■ TASK INPUT ■
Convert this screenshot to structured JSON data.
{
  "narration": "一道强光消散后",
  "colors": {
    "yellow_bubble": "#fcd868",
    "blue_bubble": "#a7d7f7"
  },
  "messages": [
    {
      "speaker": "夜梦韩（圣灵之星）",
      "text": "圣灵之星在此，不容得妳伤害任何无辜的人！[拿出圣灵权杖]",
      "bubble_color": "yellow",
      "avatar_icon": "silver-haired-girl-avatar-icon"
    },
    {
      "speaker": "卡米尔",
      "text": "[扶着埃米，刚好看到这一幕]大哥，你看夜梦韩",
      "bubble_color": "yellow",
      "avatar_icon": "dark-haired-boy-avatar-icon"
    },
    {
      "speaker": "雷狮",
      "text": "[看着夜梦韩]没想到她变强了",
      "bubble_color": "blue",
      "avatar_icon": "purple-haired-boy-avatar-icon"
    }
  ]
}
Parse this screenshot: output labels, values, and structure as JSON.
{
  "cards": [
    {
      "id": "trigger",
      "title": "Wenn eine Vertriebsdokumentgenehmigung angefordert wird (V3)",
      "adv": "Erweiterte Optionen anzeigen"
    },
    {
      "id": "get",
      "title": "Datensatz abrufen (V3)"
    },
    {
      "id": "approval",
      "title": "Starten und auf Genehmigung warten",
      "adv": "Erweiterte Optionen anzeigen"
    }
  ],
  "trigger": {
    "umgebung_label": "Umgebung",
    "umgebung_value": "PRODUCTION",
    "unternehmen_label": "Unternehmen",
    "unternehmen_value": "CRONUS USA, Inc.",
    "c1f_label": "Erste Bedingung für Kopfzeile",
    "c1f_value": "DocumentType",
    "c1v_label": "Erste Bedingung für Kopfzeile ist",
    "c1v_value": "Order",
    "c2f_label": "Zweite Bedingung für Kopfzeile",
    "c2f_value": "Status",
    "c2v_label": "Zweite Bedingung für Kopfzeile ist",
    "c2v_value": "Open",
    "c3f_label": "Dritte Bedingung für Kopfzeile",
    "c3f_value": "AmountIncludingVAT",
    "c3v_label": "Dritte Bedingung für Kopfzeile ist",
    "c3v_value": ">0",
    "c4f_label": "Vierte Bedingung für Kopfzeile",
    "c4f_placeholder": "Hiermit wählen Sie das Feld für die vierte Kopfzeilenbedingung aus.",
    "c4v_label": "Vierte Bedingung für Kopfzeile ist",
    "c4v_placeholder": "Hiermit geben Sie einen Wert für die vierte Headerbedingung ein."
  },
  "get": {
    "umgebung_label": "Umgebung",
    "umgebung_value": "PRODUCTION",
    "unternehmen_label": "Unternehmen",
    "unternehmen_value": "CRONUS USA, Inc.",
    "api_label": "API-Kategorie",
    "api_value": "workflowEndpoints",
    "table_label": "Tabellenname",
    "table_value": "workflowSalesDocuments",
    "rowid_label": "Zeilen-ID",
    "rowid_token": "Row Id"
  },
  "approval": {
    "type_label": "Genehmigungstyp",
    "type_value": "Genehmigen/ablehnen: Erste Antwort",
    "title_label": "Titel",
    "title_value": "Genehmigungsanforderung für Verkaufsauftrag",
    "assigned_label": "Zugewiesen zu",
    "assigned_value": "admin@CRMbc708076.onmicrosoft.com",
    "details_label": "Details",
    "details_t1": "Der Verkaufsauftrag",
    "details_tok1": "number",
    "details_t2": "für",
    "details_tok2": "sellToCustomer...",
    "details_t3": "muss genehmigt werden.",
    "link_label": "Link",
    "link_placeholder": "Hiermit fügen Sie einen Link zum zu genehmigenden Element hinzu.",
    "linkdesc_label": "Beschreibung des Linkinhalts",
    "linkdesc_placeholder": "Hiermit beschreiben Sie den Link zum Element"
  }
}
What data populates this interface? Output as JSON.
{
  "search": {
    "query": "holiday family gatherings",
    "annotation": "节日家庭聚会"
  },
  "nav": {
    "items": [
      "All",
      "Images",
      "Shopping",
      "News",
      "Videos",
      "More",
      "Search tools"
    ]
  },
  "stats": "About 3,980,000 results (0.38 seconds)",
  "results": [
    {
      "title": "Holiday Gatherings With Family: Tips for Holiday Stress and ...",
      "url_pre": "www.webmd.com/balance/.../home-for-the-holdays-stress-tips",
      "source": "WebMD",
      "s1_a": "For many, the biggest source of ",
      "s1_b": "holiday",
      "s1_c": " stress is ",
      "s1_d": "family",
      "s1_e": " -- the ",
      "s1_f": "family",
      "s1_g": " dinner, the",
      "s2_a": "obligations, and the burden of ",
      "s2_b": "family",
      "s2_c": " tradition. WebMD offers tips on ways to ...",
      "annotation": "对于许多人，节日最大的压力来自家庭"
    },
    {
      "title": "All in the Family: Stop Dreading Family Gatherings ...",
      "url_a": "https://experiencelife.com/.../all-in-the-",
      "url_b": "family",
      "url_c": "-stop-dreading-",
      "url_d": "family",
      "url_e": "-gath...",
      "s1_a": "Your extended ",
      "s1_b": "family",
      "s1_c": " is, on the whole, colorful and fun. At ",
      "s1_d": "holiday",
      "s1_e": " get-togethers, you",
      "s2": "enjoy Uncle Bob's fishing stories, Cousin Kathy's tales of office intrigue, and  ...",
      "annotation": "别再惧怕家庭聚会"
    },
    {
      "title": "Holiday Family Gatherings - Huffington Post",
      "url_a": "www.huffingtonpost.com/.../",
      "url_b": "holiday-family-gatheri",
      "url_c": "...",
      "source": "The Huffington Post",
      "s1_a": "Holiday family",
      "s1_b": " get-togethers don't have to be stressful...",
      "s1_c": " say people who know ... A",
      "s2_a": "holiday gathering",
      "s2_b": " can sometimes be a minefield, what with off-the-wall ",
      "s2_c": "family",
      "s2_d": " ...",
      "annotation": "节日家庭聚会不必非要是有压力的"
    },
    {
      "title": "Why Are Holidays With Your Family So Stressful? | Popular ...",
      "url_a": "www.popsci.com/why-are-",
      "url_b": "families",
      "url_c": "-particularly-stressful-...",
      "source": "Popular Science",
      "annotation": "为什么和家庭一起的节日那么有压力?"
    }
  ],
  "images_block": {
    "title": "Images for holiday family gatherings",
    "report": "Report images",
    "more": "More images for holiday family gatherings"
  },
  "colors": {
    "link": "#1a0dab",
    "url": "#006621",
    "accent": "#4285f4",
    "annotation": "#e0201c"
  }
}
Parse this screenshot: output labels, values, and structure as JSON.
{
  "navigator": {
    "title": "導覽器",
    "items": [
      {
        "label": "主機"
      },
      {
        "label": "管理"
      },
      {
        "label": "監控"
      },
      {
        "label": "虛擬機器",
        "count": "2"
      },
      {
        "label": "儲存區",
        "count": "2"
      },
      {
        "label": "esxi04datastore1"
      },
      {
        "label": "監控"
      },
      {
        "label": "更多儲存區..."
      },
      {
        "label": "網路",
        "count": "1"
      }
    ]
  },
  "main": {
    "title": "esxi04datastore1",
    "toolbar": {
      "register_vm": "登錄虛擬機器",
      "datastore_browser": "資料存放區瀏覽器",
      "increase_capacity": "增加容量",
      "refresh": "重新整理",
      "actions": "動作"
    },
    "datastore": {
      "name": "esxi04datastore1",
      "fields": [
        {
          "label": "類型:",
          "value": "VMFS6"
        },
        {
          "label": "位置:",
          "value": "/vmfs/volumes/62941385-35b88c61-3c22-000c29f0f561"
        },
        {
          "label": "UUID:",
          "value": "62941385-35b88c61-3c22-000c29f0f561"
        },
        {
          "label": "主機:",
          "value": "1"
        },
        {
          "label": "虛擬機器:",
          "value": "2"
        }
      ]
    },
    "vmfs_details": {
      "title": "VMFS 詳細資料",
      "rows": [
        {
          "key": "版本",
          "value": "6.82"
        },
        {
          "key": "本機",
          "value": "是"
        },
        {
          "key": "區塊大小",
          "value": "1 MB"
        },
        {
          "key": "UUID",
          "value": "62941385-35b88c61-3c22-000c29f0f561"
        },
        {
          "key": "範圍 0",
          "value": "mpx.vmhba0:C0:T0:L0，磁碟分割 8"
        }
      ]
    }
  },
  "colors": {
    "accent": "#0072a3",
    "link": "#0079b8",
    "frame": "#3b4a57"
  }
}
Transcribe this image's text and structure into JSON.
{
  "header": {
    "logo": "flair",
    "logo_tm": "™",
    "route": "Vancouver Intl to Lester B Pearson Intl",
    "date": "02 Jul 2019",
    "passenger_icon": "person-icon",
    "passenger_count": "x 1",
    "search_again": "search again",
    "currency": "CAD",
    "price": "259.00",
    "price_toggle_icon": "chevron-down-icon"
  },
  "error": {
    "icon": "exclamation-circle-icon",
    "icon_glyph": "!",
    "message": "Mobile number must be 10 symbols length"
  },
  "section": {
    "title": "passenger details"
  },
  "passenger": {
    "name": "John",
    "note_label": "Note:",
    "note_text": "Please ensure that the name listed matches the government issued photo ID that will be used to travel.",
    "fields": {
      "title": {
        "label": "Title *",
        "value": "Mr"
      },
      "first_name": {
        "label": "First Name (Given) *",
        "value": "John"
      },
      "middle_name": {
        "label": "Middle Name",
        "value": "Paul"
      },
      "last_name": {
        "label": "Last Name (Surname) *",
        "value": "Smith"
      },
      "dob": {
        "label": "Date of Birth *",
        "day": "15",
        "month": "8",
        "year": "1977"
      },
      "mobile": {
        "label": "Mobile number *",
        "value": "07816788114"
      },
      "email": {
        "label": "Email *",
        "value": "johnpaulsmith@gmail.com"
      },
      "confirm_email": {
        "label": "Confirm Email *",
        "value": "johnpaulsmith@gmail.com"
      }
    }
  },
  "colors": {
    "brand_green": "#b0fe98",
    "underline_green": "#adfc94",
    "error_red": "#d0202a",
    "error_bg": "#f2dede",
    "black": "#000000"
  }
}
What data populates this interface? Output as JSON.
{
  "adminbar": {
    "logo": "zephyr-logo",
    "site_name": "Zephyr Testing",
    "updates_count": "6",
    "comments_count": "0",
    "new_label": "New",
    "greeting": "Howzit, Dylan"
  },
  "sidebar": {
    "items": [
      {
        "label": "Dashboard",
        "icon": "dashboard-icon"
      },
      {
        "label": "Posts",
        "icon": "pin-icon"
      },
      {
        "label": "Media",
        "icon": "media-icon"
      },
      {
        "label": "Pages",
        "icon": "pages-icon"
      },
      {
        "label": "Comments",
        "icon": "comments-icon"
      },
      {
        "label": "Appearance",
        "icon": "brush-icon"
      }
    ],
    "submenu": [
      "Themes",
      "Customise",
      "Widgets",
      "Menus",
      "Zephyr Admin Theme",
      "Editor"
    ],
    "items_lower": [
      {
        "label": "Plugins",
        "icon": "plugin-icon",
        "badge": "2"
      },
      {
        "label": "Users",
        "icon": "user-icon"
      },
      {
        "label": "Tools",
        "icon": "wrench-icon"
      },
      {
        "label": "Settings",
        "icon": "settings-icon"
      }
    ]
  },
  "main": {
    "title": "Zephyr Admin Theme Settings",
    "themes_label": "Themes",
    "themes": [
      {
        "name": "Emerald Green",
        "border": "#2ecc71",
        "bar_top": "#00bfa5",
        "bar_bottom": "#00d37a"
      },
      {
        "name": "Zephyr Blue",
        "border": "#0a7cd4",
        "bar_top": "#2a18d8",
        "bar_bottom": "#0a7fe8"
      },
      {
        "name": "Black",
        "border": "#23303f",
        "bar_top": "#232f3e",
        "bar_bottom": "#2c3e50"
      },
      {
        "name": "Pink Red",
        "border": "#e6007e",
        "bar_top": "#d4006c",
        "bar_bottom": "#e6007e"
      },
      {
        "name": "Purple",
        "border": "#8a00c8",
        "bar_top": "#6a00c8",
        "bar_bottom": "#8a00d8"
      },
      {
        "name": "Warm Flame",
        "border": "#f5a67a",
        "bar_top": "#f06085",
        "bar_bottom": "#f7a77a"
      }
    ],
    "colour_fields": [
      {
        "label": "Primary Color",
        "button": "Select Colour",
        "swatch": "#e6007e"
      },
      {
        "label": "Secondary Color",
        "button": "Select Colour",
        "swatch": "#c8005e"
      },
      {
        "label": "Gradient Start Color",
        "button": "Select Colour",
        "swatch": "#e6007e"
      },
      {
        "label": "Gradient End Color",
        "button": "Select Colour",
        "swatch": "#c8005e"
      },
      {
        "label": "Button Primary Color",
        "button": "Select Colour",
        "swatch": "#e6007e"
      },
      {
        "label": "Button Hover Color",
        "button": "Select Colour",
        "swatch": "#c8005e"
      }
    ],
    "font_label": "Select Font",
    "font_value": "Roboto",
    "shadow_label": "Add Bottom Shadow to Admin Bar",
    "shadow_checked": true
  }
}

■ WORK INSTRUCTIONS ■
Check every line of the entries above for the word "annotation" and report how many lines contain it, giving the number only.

■ EXERCISE OUTPUT ■
6